Random Interesting observation

Let’s say we have a number m. Is it possible to find in O(\sqrt{m}) time, the GCD of all numbers between 1 and m in a set S. For example if m=9
GCD(1,9)=1 ,GCD(2,9)=1 , GCD(3,9)=3 ... GCD(9,9)=9
So we have 3 pairs S=\{\{1,6\}\{3,2\}\{9,1\}\}. Where the element{a,b} in set S means b numbers between 1 and m have a gcd of a with m.How do I calculate this?
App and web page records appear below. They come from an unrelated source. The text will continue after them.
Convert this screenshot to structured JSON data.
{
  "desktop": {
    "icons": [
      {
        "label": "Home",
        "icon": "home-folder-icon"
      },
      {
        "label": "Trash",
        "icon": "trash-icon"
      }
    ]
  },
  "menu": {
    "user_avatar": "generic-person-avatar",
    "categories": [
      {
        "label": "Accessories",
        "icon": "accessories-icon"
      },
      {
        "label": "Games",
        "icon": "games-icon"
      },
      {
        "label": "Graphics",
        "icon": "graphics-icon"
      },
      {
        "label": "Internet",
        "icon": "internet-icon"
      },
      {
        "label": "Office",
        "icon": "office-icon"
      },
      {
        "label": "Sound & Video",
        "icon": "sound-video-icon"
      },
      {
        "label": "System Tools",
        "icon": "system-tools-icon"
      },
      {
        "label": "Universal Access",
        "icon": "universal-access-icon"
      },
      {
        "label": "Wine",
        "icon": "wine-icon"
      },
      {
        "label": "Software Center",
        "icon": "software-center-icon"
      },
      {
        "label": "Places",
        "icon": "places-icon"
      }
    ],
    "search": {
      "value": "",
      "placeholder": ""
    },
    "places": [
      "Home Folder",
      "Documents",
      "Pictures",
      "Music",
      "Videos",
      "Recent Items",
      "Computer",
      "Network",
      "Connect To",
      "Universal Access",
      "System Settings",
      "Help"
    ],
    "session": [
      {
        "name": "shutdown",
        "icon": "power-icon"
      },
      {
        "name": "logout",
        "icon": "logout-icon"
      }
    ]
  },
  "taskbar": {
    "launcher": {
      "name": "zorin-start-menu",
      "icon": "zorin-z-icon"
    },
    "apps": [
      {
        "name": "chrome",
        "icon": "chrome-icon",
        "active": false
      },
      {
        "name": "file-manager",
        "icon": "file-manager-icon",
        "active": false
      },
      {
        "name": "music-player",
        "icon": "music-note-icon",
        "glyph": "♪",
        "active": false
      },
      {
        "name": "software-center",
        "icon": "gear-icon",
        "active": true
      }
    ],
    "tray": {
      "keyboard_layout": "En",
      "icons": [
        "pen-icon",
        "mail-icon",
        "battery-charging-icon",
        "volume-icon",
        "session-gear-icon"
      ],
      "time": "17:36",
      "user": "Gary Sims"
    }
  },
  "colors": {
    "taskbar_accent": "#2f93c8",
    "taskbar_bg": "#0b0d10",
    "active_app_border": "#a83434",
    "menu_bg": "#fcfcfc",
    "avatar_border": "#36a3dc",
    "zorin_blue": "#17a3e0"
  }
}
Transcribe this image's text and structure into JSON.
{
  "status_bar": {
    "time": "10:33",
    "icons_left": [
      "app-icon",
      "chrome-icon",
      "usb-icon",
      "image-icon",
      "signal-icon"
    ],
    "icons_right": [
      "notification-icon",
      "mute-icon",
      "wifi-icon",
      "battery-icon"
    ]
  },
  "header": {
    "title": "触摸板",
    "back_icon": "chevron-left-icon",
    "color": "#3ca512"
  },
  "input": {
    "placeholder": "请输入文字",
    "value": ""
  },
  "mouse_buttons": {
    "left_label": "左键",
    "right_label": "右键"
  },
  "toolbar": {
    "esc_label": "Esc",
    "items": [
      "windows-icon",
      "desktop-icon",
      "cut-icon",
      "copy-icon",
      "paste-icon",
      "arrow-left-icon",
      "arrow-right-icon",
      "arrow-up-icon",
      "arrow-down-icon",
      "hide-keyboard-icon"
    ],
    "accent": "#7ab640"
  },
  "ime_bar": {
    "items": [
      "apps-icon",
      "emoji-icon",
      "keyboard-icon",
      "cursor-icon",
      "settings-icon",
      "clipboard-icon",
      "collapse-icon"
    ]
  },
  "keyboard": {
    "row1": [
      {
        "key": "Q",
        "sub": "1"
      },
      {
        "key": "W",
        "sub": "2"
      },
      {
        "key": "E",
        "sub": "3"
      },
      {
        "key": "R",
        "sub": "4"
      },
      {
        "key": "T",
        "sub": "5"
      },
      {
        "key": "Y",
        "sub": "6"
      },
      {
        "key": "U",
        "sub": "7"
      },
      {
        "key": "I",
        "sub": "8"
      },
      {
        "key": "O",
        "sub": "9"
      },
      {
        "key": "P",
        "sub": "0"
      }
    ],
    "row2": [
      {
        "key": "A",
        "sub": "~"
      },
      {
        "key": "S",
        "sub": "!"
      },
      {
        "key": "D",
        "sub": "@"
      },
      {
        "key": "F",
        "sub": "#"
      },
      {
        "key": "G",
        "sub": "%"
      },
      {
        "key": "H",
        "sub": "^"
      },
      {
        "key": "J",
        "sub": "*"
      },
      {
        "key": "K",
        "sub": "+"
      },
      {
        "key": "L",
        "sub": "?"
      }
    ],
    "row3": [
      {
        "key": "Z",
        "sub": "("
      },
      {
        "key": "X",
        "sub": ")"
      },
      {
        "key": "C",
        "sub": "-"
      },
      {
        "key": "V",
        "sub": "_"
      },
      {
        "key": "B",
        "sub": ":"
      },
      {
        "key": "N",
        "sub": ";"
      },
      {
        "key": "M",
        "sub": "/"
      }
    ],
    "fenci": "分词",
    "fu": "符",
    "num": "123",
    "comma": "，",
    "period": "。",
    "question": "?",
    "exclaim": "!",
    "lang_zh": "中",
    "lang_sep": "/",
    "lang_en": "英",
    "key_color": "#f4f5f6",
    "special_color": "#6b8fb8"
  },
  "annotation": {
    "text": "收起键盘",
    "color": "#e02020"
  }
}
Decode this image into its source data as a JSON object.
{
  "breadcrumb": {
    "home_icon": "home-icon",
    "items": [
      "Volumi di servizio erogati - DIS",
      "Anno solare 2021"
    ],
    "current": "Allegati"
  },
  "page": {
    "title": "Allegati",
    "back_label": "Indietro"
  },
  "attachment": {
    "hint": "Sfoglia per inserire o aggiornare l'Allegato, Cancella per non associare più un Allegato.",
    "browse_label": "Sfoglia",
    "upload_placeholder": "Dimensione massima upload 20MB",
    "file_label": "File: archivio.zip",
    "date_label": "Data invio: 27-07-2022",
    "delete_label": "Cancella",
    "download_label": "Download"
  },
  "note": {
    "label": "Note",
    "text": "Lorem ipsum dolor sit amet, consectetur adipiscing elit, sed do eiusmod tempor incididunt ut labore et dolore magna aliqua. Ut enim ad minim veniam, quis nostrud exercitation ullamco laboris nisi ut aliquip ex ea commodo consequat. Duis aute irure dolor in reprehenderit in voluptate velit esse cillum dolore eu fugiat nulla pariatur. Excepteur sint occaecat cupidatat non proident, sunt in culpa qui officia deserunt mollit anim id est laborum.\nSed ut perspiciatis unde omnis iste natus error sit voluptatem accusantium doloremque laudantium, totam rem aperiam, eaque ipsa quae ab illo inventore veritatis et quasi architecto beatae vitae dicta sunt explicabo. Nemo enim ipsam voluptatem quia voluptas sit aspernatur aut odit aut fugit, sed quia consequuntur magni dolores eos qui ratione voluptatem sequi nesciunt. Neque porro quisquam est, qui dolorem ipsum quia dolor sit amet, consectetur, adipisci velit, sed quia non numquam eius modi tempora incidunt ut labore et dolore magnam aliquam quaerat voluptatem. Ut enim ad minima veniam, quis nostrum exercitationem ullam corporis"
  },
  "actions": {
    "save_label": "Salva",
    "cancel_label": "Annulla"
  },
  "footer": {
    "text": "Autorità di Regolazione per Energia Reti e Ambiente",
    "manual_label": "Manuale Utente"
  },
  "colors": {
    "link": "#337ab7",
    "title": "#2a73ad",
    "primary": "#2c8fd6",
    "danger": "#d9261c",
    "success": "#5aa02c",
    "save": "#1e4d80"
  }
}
Interestingly enough, when m is odd, \frac{1}{m}\sum^{\{a,b\}\in S} b*2^{ak} is the number of subsets of the set \{1,2,3...km\} such that the sum of all elements in the subset are divisible by m. Why does it not work for even numbers, or why the sum even evaluates to an integer is beyond me. I was first asked to evaluate this with m=9, but the pattern i noticed seems to apply to all numbers unless they are even.Amazingly, if m can be written as 2^p m_0 and S_0 is the set of all GCDs from 0 to m_0 with m_0, it evaluates to \frac{1}{m}\sum^{\{a,b\}\in S_0} b*2^{ak2^p}